The press kit mentions their reggae influence; although that not the first thought you have when listing to “Babylon Bringing” or “Something I Said”. The Rasta doesn’t kick in until “Jah War” but when it does, it’s the most powerful track in the collection, if only because you can hear what their singing about. The Ruts were as much a social conscience as any band of that era, nearly every song is about police abuse and lack of jobs or lack of food. It was powerful social dislocation that pushed the punks to sing about their misery.
Like many UK punk bands, they do a classic cover of an American tune; here’s its Elvis Presley’s “Blue Suede Shoes.” It seems like that was the key to mainstream airplay in the day: punk up some classic rock song, and aim for the novelty slot. They also cover The Damned’s “Love Song,” punk covers were a big part of the early days of most bands and often got them their first airplay.

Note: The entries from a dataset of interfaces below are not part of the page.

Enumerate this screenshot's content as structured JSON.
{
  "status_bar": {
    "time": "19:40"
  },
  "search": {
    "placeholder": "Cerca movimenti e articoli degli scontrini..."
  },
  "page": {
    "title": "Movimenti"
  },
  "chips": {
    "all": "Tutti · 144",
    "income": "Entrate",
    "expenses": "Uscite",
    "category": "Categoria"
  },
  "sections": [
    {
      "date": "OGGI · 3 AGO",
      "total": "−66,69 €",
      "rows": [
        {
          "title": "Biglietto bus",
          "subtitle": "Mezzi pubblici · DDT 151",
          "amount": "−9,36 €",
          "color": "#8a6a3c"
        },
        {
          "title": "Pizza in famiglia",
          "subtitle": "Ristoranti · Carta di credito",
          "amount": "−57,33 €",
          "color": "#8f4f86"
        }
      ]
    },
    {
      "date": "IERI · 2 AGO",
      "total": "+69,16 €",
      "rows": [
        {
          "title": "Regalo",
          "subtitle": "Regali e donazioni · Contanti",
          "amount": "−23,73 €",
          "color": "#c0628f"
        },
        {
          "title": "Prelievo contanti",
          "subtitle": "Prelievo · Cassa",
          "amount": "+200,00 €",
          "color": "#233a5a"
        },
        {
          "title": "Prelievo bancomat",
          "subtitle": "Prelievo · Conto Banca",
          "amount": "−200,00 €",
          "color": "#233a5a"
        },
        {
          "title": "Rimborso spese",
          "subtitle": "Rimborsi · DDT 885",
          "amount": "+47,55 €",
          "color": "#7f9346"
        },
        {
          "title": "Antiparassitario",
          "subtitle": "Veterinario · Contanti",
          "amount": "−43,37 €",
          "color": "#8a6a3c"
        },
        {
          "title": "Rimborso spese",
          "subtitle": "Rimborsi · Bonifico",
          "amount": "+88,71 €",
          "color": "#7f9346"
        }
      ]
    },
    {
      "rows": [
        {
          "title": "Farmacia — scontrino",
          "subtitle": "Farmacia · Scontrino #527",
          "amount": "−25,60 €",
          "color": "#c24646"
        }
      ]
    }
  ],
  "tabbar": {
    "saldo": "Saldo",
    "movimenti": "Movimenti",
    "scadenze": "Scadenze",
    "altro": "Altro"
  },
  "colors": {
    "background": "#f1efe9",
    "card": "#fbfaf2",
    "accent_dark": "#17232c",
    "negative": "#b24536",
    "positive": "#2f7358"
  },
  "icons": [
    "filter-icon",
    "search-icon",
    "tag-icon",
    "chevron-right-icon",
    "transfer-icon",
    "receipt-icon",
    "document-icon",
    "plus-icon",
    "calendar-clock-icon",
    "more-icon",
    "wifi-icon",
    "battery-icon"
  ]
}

Interestingly this collection lacks “Staring at the Rude Boys”; that was the track that introduced me to the band in some bygone era. This is a competent and useful collection, but it’s not essential. The Live and Loud material is raw and energetic, the material from In A Can is much cleaner studio material, and both capture a band doing good work and receiving little to show for their efforts. I sure hope they get a few bucks for this re-release, they deserve it.